Among the entries below, find the lines that hold the word "JSON" and report them.

*** DATASET CONTENT Section Begins ***

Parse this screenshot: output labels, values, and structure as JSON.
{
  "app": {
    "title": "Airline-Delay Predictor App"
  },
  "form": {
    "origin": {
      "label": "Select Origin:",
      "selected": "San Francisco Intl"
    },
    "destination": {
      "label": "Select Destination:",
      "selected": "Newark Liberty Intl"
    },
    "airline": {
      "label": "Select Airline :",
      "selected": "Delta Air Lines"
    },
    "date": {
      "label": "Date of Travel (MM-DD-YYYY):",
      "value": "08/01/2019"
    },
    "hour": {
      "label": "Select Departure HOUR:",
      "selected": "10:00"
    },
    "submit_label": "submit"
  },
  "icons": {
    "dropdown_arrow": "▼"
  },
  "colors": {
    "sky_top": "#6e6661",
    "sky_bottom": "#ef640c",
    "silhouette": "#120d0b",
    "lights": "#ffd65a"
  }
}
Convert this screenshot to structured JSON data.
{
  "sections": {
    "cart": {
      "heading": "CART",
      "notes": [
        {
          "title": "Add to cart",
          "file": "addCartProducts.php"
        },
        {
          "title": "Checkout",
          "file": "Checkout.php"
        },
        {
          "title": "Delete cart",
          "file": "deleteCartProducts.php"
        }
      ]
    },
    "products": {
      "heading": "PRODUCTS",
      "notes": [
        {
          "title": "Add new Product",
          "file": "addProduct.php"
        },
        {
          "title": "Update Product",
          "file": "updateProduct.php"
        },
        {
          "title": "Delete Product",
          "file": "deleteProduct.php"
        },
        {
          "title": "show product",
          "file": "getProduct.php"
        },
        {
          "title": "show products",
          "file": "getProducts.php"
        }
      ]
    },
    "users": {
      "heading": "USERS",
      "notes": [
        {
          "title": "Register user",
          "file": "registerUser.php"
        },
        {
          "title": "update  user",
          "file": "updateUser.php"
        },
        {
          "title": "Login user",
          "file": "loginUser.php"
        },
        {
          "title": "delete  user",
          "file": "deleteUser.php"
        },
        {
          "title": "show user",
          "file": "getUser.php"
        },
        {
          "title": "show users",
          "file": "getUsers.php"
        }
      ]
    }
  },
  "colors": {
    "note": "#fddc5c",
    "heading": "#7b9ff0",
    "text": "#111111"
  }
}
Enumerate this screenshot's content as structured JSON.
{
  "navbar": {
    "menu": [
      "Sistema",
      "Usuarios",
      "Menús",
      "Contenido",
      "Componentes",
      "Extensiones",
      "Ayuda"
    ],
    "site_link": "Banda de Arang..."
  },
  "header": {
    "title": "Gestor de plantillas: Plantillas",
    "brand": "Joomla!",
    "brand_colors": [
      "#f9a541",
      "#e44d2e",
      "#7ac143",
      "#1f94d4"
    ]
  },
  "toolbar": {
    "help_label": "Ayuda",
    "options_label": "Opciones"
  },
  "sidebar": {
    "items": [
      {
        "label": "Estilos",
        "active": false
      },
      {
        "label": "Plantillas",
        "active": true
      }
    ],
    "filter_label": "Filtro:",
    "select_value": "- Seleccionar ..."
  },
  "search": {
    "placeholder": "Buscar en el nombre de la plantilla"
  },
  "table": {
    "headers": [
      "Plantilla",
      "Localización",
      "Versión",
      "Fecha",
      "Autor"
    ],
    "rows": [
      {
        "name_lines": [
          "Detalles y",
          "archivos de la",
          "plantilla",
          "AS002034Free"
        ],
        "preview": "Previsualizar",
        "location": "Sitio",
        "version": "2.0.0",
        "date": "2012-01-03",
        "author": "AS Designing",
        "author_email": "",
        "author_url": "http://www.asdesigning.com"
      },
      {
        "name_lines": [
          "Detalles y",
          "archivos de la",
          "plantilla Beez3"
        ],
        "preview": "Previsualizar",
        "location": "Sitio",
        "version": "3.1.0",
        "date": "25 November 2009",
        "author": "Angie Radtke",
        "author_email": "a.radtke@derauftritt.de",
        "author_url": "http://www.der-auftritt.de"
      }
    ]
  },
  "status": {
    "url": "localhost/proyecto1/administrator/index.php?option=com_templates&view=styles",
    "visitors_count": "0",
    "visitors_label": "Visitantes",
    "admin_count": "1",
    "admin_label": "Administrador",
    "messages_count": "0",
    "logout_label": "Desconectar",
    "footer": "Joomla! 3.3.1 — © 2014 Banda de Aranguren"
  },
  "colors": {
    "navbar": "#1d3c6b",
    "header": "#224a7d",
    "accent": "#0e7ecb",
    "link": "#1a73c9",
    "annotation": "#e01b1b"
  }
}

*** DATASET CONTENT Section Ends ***

## SOLVED EXERCISE
Parse this screenshot: output labels, values, and structure as JSON.
Convert this screenshot to structured JSON data.
Enumerate this screenshot's content as structured JSON.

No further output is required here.